Lankford to be named next Senate Ethics chairman

Lankford to be named next Senate Ethics chairman
© Greg Nash

Sen. James LankfordJames Paul Lankford7 GOP senators slam State Dept for 'slow and inefficient policy' on passports Trump pushes back against GOP senators' criticism of dispersal of protesters in Lafayette Square: 'You got it wrong' Republicans turning against new round of ,200 rebate checks MORE (R-Okla.) will be the next chairman of the Senate Ethics Committee, a source familiar with the matter confirmed to The Hill.

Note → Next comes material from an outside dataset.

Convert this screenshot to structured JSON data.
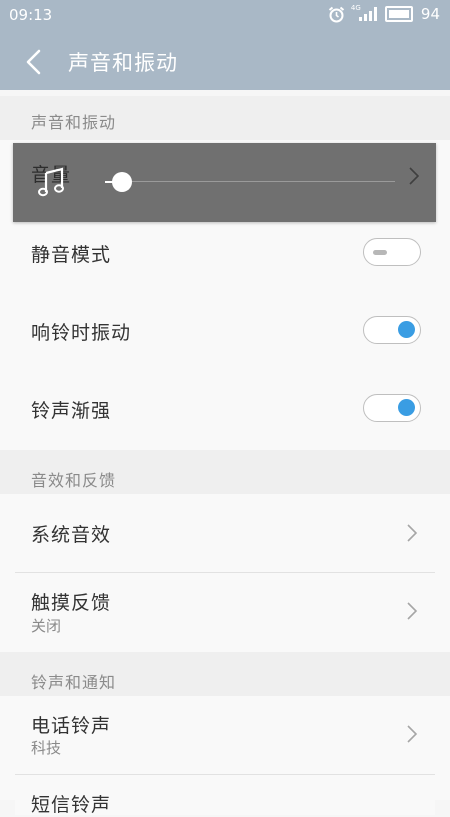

The panel's current chairman, Sen. Johnny IsaksonJohnny IsaksonJustice Department closing stock investigations into Loeffler, Inhofe, Feinstein Loeffler runs ad tying Doug Collins to Pelosi, Sanders, Biden The 10 Senate seats most likely to flip MORE (R-Ga.), is set to retire next year, creating a vacancy atop the panel that is responsible for enforcing standards of behavior for senators and their staffs and investigating potential violations of federal law or the Senate’s rules.

The decision about who to name chairman of the committee rests with Senate Majority Leader Mitch McConnellAddison (Mitch) Mitchell McConnellSenate passes bill to give flexibility for small business coronavirus aid program On The Money: GOP turning against new round of ,200 rebate checks | Millions of Americans frustrated by delayed unemployment checks | Senate votes to give coronavirus relief program more flexibility Rand Paul holding up quick passage of anti-lynching bill MORE (R-Ky.). The Senate Republican Conference is expected to vote next week to formally ratify the decision, the source told The Hill. 


Spokespeople for Lankford declined to comment, saying they didn't want to get ahead of an announcement from McConnell. Politico was first to report the decision. 

The six-member panel has had high-profile investigations in recent years, including in 2018 when it “severely admonished” Sen. Bob MenendezRobert (Bob) MenendezGovernment watchdog: 'No evidence' Pompeo violated Hatch Act with Kansas trips No time to be selling arms to the Philippines Senate panel approves Trump nominee under investigation MORE (D-N.J.) in a public letter, saying he had broken Senate rules, federal law and "applicable standards of conduct."   

The committee also opened an investigation in 2017 into then-Sen. Al FrankenAlan (Al) Stuart FrankenPolitical world mourns loss of comedian Jerry Stiller Maher to Tara Reade on timing of sexual assault allegation: 'Why wait until Biden is our only hope?' Democrats begin to confront Biden allegations MORE (D-Minn.), who ultimately resigned facing several allegations of sexual misconduct and unwanted touching. 

The responsibility for investigating your own colleagues made leading the Senate Ethics Committee an unattractive post for several GOP senators.  

Senate Armed Services Committee Chairman James InhofeJames (Jim) Mountain InhofeMinority caucuses call for quick action on police reform Calls for police reform sparks divisions in Congress Bipartisan Senate panel leaders back fund to deter China MORE (R-Okla.) told The Hill that he would "rather have a root canal" than lead the committee. 


The two other Republican senators currently on the panel, Sens. Pat RobertsCharles (Pat) Patrick RobertsDeadline for Kansas Senate race passes without Pompeo filing Overnight Defense: Democrats expand probe into State IG's firing | House schedules late June votes with defense bill on deck | New Navy secretary sworn in Government watchdog: 'No evidence' Pompeo violated Hatch Act with Kansas trips MORE (R-Kan.) and Jim RischJames (Jim) Elroy RischDemocrat Paulette Jordan to face incumbent Jim Risch in Idaho Senate race Hillicon Valley: Lawmakers demand answers on Chinese COVID hacks | Biden re-ups criticism of Amazon | House Dem bill seeks to limit microtargeting Senate panel approves Trump nominee under investigation MORE (R-Idaho), also indicated to The Hill that they were not interested in chairing the committee. 

“I’ve been on the damn committee for now, what, 22 years? It’s a Senate record. Everybody else gets on and gets off, and they won’t let me get off,” Roberts said. 

Risch said, “I can only tell you that I sure hope not.”